Horse hoof boots can also be used if the condition of the hoof is not optimal and your horse needs to be shod. With hoof boots there is little to no friction on the hoof and you can avoid using horseshoes even with regular exercise.
There are also hoof boots that provide temporary support in case of hoof diseases. This may be because the horse's footfall is dampened or because the bandage around the hoof can stay in place better thanks to this boot. Browse our collection of hoof boots now to find the perfect set for your needs.
Laminitis is an inflammation of the corium of the hoof, usually affecting the front hooves. This in itself is very painful for the horse. However, there is also the danger that the coffin bone will sink and, in extreme cases, break. In addition to treatment, special hoof boots can be very useful. Here you have to distinguish between styles for acute laminitis and those for recovery.
In the case of acute laminitis, the horse is stabled. It is then supported by laminitis boots with a screwed-on wedge plate. This plate raises the heels of the hoof by 6 ° or 12 °. When your horse is allowed to move more, it should be given a hoof boot with a T-shaped beam insert. This boot is glued to the hoof. Other models of laminitis hoof boots have a thick rubber sole and a thick felt insert.
To find the right hoof boots, first measure the size of the hoof. The hoof width is measured at the widest part of the hoof, the hoof length from the front edge to the pads. If your horse's hooves are between the sizes offered, it is best to choose the smaller size. As the hoof boot material is stretchy, it can adapt to the hoof within reason. The shape of the hooves is also important. Are they more round or oval? Are the hoof walls steep or flat?
Finally, you have to decide between open and closed hoof boots. The closed models protect the entire hoof and can adapt to a wider range of sizes. However, they are not intended for use for longer distances because of the risk of chafing. Open hoof boots are recommended for long distances. They are attached below the coronet band.

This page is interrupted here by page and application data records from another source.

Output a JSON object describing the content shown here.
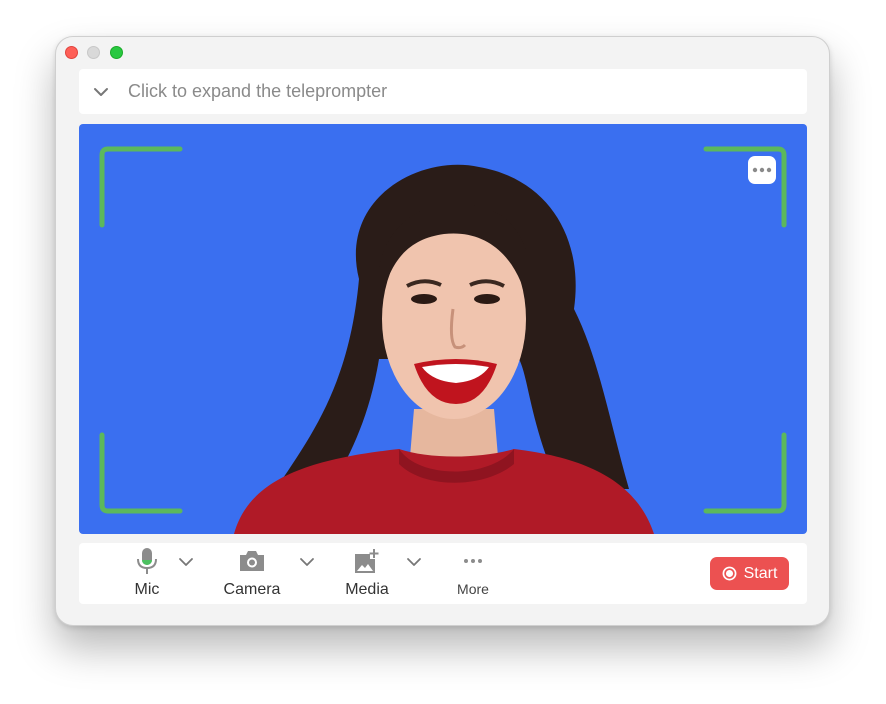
{
  "window": {
    "controls": [
      "close",
      "minimize",
      "maximize"
    ]
  },
  "teleprompter": {
    "label": "Click to expand the teleprompter",
    "icon": "chevron-down-icon"
  },
  "video": {
    "background_color": "#3a6ff0",
    "frame_color": "#5cb85c",
    "more_icon": "more-horizontal-icon",
    "subject": "smiling woman with dark wavy hair in red top"
  },
  "toolbar": {
    "items": [
      {
        "label": "Mic",
        "icon": "microphone-icon",
        "has_dropdown": true
      },
      {
        "label": "Camera",
        "icon": "camera-icon",
        "has_dropdown": true
      },
      {
        "label": "Media",
        "icon": "add-image-icon",
        "has_dropdown": true
      },
      {
        "label": "More",
        "icon": "more-horizontal-icon",
        "has_dropdown": false
      }
    ],
    "start_label": "Start",
    "start_color": "#ec5151"
  }
}
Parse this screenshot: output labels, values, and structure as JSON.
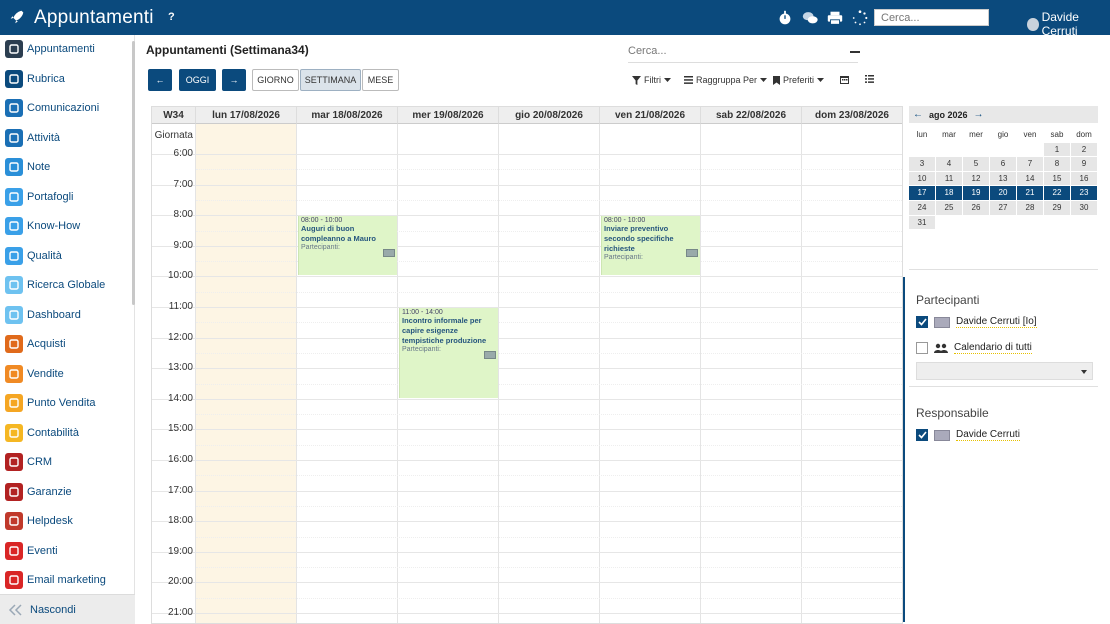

Closed hoof boots are recommended for occasional rides. They are cheaper than the open models and easier to put on. It is important that the hoof boots fit properly so that you do not lose one or more along the way. These models are heavier than the open models and reach higher up on the hoof. This can make them chafe more easily when worn for a long time. As long as you don't ride more than 40 km per week with these shoes, there should be no problems. Medical hoof boots, which are used, for example, in the case of laminitis or a hoof ulcer, are not suitable for riding out.
Keeping horses without horseshoes has many advantages. It eliminates the danger of the horse injuring itself and other animals with the shoes. In addition, the hoof can breathe freely. This promotes blood circulation and prevents problems. As long as the horse is only in the stall, on the meadow or in a paddock and is only ridden on a sandy field or in the indoor arena, this is not a problem. However, you will probably also want to take your horse or pony out for a ride. Riding on paved or stony paths can quickly lead to problems due to excessive wear on the hoof. Hoof boots protect against this. They also do not constrict the hoof as much as horseshoes and can be put on only when needed.